=== Begin Enclosure ===

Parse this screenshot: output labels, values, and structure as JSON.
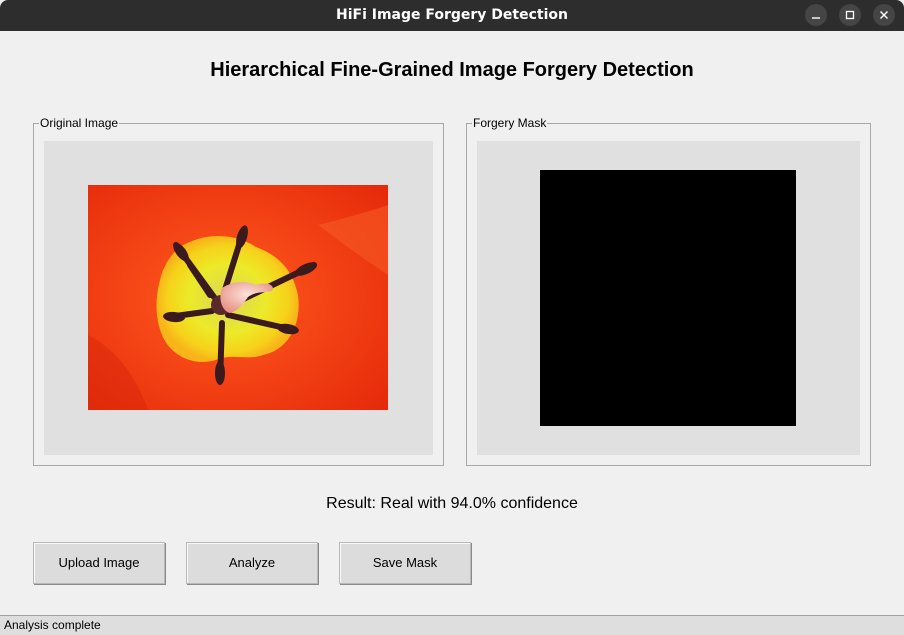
{
  "window": {
    "title": "HiFi Image Forgery Detection",
    "controls": [
      "minimize",
      "maximize",
      "close"
    ]
  },
  "heading": "Hierarchical Fine-Grained Image Forgery Detection",
  "panels": {
    "original": {
      "label": "Original Image"
    },
    "mask": {
      "label": "Forgery Mask"
    }
  },
  "result": {
    "text": "Result: Real with 94.0% confidence"
  },
  "buttons": {
    "upload": "Upload Image",
    "analyze": "Analyze",
    "save": "Save Mask"
  },
  "status": {
    "text": "Analysis complete"
  },
  "icons": {
    "minimize": "minimize-icon",
    "maximize": "maximize-icon",
    "close": "close-icon"
  },
  "colors": {
    "titlebar": "#2d2d2d",
    "background": "#f0f0f0",
    "canvas": "#e0e0e0",
    "mask": "#000000"
  }
}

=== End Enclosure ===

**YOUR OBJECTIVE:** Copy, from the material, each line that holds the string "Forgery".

**OUTPUT BELOW:**
    "title": "HiFi Image Forgery Detection",
  "heading": "Hierarchical Fine-Grained Image Forgery Detection",
      "label": "Forgery Mask"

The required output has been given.